== Data supplied ==

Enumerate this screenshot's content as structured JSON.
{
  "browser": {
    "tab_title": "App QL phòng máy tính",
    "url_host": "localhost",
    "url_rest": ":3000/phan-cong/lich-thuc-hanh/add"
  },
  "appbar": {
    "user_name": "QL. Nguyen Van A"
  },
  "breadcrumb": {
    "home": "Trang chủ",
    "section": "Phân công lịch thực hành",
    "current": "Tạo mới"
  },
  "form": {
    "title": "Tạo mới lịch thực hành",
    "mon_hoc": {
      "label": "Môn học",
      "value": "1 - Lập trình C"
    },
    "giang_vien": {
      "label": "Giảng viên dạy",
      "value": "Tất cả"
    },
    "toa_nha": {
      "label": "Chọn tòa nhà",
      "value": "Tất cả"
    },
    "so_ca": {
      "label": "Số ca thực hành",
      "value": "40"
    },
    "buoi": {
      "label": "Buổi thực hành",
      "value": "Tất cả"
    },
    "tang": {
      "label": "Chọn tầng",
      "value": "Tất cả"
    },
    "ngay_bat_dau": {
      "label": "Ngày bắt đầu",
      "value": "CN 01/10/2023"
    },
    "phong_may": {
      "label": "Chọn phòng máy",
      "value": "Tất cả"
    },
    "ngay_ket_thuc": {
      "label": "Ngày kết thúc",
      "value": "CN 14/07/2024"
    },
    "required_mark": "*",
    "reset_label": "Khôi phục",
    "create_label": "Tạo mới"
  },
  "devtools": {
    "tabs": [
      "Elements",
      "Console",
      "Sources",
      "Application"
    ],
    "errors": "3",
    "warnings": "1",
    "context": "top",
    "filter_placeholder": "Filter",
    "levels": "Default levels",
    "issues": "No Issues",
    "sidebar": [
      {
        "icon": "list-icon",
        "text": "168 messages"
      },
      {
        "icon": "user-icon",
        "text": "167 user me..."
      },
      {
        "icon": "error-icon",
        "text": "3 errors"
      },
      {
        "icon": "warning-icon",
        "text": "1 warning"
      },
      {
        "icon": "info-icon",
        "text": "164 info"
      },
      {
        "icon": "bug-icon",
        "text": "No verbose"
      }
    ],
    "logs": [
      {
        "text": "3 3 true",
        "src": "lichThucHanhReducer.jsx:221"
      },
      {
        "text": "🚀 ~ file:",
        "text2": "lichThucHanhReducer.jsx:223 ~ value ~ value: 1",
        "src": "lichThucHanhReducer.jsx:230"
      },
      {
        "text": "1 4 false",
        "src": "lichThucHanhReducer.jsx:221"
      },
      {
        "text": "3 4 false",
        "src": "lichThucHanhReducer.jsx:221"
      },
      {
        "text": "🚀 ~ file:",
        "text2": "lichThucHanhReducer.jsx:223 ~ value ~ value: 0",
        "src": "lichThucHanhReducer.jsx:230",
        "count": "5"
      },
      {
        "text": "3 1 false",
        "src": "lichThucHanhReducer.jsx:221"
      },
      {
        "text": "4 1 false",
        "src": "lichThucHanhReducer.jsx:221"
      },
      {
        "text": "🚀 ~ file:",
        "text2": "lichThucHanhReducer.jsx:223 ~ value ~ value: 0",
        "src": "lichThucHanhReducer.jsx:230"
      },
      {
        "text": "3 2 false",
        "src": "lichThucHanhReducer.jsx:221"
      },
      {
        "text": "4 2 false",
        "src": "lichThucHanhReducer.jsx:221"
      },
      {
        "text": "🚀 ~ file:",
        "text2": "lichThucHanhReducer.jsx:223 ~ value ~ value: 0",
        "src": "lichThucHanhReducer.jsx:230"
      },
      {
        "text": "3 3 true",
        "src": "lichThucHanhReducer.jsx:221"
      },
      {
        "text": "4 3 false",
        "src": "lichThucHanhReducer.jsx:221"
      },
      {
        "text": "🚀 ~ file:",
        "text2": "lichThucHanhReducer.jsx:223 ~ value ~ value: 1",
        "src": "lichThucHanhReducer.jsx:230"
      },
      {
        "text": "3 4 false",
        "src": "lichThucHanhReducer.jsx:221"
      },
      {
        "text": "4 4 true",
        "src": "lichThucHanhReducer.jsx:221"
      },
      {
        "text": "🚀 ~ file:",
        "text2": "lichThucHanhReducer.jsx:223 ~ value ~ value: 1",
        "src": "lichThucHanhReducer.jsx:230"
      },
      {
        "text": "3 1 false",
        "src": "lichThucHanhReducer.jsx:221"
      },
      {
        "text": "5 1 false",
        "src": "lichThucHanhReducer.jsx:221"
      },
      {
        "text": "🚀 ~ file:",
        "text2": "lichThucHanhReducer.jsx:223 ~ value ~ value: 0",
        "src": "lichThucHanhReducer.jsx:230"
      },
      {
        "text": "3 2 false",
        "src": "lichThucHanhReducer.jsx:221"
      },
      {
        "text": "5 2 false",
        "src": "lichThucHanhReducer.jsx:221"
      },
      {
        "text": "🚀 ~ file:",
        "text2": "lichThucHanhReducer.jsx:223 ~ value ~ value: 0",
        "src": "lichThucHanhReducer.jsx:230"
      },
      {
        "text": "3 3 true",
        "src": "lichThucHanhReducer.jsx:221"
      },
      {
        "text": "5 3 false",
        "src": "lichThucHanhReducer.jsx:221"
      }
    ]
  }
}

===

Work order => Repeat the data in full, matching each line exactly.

Task answer =>
Enumerate this screenshot's content as structured JSON.
{
  "browser": {
    "tab_title": "App QL phòng máy tính",
    "url_host": "localhost",
    "url_rest": ":3000/phan-cong/lich-thuc-hanh/add"
  },
  "appbar": {
    "user_name": "QL. Nguyen Van A"
  },
  "breadcrumb": {
    "home": "Trang chủ",
    "section": "Phân công lịch thực hành",
    "current": "Tạo mới"
  },
  "form": {
    "title": "Tạo mới lịch thực hành",
    "mon_hoc": {
      "label": "Môn học",
      "value": "1 - Lập trình C"
    },
    "giang_vien": {
      "label": "Giảng viên dạy",
      "value": "Tất cả"
    },
    "toa_nha": {
      "label": "Chọn tòa nhà",
      "value": "Tất cả"
    },
    "so_ca": {
      "label": "Số ca thực hành",
      "value": "40"
    },
    "buoi": {
      "label": "Buổi thực hành",
      "value": "Tất cả"
    },
    "tang": {
      "label": "Chọn tầng",
      "value": "Tất cả"
    },
    "ngay_bat_dau": {
      "label": "Ngày bắt đầu",
      "value": "CN 01/10/2023"
    },
    "phong_may": {
      "label": "Chọn phòng máy",
      "value": "Tất cả"
    },
    "ngay_ket_thuc": {
      "label": "Ngày kết thúc",
      "value": "CN 14/07/2024"
    },
    "required_mark": "*",
    "reset_label": "Khôi phục",
    "create_label": "Tạo mới"
  },
  "devtools": {
    "tabs": [
      "Elements",
      "Console",
      "Sources",
      "Application"
    ],
    "errors": "3",
    "warnings": "1",
    "context": "top",
    "filter_placeholder": "Filter",
    "levels": "Default levels",
    "issues": "No Issues",
    "sidebar": [
      {
        "icon": "list-icon",
        "text": "168 messages"
      },
      {
        "icon": "user-icon",
        "text": "167 user me..."
      },
      {
        "icon": "error-icon",
        "text": "3 errors"
      },
      {
        "icon": "warning-icon",
        "text": "1 warning"
      },
      {
        "icon": "info-icon",
        "text": "164 info"
      },
      {
        "icon": "bug-icon",
        "text": "No verbose"
      }
    ],
    "logs": [
      {
        "text": "3 3 true",
        "src": "lichThucHanhReducer.jsx:221"
      },
      {
        "text": "🚀 ~ file:",
        "text2": "lichThucHanhReducer.jsx:223 ~ value ~ value: 1",
        "src": "lichThucHanhReducer.jsx:230"
      },
      {
        "text": "1 4 false",
        "src": "lichThucHanhReducer.jsx:221"
      },
      {
        "text": "3 4 false",
        "src": "lichThucHanhReducer.jsx:221"
      },
      {
        "text": "🚀 ~ file:",
        "text2": "lichThucHanhReducer.jsx:223 ~ value ~ value: 0",
        "src": "lichThucHanhReducer.jsx:230",
        "count": "5"
      },
      {
        "text": "3 1 false",
        "src": "lichThucHanhReducer.jsx:221"
      },
      {
        "text": "4 1 false",
        "src": "lichThucHanhReducer.jsx:221"
      },
      {
        "text": "🚀 ~ file:",
        "text2": "lichThucHanhReducer.jsx:223 ~ value ~ value: 0",
        "src": "lichThucHanhReducer.jsx:230"
      },
      {
        "text": "3 2 false",
        "src": "lichThucHanhReducer.jsx:221"
      },
      {
        "text": "4 2 false",
        "src": "lichThucHanhReducer.jsx:221"
      },
      {
        "text": "🚀 ~ file:",
        "text2": "lichThucHanhReducer.jsx:223 ~ value ~ value: 0",
        "src": "lichThucHanhReducer.jsx:230"
      },
      {
        "text": "3 3 true",
        "src": "lichThucHanhReducer.jsx:221"
      },
      {
        "text": "4 3 false",
        "src": "lichThucHanhReducer.jsx:221"
      },
      {
        "text": "🚀 ~ file:",
        "text2": "lichThucHanhReducer.jsx:223 ~ value ~ value: 1",
        "src": "lichThucHanhReducer.jsx:230"
      },
      {
        "text": "3 4 false",
        "src": "lichThucHanhReducer.jsx:221"
      },
      {
        "text": "4 4 true",
        "src": "lichThucHanhReducer.jsx:221"
      },
      {
        "text": "🚀 ~ file:",
        "text2": "lichThucHanhReducer.jsx:223 ~ value ~ value: 1",
        "src": "lichThucHanhReducer.jsx:230"
      },
      {
        "text": "3 1 false",
        "src": "lichThucHanhReducer.jsx:221"
      },
      {
        "text": "5 1 false",
        "src": "lichThucHanhReducer.jsx:221"
      },
      {
        "text": "🚀 ~ file:",
        "text2": "lichThucHanhReducer.jsx:223 ~ value ~ value: 0",
        "src": "lichThucHanhReducer.jsx:230"
      },
      {
        "text": "3 2 false",
        "src": "lichThucHanhReducer.jsx:221"
      },
      {
        "text": "5 2 false",
        "src": "lichThucHanhReducer.jsx:221"
      },
      {
        "text": "🚀 ~ file:",
        "text2": "lichThucHanhReducer.jsx:223 ~ value ~ value: 0",
        "src": "lichThucHanhReducer.jsx:230"
      },
      {
        "text": "3 3 true",
        "src": "lichThucHanhReducer.jsx:221"
      },
      {
        "text": "5 3 false",
        "src": "lichThucHanhReducer.jsx:221"
      }
    ]
  }
}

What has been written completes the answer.